The problem ▸ Please print the whole of the listing that follows exactly.

Records for the exercise ▸
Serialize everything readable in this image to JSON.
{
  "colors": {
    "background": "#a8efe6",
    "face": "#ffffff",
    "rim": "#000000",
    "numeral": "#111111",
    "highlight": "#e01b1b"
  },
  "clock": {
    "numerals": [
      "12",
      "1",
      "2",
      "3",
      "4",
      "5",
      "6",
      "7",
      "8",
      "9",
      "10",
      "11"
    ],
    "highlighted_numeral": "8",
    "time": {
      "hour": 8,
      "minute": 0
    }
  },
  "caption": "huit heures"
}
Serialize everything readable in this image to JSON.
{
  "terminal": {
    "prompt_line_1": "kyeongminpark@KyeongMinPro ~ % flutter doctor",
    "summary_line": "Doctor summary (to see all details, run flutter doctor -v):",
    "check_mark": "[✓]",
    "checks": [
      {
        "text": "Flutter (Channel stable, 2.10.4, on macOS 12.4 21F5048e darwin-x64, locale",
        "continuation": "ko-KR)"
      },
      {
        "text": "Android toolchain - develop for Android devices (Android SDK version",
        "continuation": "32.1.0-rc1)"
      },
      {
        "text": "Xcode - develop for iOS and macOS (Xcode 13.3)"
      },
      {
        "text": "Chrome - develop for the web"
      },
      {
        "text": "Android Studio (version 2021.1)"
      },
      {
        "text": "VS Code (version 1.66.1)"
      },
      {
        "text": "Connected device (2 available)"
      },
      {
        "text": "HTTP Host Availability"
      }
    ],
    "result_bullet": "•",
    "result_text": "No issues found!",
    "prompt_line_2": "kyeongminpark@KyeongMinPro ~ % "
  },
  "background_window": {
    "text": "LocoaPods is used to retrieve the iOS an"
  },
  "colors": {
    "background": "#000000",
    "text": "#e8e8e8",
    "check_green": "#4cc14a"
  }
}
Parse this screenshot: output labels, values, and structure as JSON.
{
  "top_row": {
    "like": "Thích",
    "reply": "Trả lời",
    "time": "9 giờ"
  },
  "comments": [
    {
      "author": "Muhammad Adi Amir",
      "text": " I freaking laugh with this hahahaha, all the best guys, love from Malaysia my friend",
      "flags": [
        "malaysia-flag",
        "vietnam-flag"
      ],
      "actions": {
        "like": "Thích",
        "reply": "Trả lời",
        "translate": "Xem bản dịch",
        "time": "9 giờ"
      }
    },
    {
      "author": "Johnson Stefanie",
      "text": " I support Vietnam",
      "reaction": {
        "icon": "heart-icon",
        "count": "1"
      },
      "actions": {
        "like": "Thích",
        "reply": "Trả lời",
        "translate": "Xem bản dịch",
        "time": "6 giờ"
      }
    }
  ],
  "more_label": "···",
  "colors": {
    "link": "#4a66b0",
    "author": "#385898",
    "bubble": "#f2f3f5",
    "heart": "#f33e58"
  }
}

Response to the exercise ▸
Serialize everything readable in this image to JSON.
{
  "colors": {
    "background": "#a8efe6",
    "face": "#ffffff",
    "rim": "#000000",
    "numeral": "#111111",
    "highlight": "#e01b1b"
  },
  "clock": {
    "numerals": [
      "12",
      "1",
      "2",
      "3",
      "4",
      "5",
      "6",
      "7",
      "8",
      "9",
      "10",
      "11"
    ],
    "highlighted_numeral": "8",
    "time": {
      "hour": 8,
      "minute": 0
    }
  },
  "caption": "huit heures"
}
Serialize everything readable in this image to JSON.
{
  "terminal": {
    "prompt_line_1": "kyeongminpark@KyeongMinPro ~ % flutter doctor",
    "summary_line": "Doctor summary (to see all details, run flutter doctor -v):",
    "check_mark": "[✓]",
    "checks": [
      {
        "text": "Flutter (Channel stable, 2.10.4, on macOS 12.4 21F5048e darwin-x64, locale",
        "continuation": "ko-KR)"
      },
      {
        "text": "Android toolchain - develop for Android devices (Android SDK version",
        "continuation": "32.1.0-rc1)"
      },
      {
        "text": "Xcode - develop for iOS and macOS (Xcode 13.3)"
      },
      {
        "text": "Chrome - develop for the web"
      },
      {
        "text": "Android Studio (version 2021.1)"
      },
      {
        "text": "VS Code (version 1.66.1)"
      },
      {
        "text": "Connected device (2 available)"
      },
      {
        "text": "HTTP Host Availability"
      }
    ],
    "result_bullet": "•",
    "result_text": "No issues found!",
    "prompt_line_2": "kyeongminpark@KyeongMinPro ~ % "
  },
  "background_window": {
    "text": "LocoaPods is used to retrieve the iOS an"
  },
  "colors": {
    "background": "#000000",
    "text": "#e8e8e8",
    "check_green": "#4cc14a"
  }
}
Parse this screenshot: output labels, values, and structure as JSON.
{
  "top_row": {
    "like": "Thích",
    "reply": "Trả lời",
    "time": "9 giờ"
  },
  "comments": [
    {
      "author": "Muhammad Adi Amir",
      "text": " I freaking laugh with this hahahaha, all the best guys, love from Malaysia my friend",
      "flags": [
        "malaysia-flag",
        "vietnam-flag"
      ],
      "actions": {
        "like": "Thích",
        "reply": "Trả lời",
        "translate": "Xem bản dịch",
        "time": "9 giờ"
      }
    },
    {
      "author": "Johnson Stefanie",
      "text": " I support Vietnam",
      "reaction": {
        "icon": "heart-icon",
        "count": "1"
      },
      "actions": {
        "like": "Thích",
        "reply": "Trả lời",
        "translate": "Xem bản dịch",
        "time": "6 giờ"
      }
    }
  ],
  "more_label": "···",
  "colors": {
    "link": "#4a66b0",
    "author": "#385898",
    "bubble": "#f2f3f5",
    "heart": "#f33e58"
  }
}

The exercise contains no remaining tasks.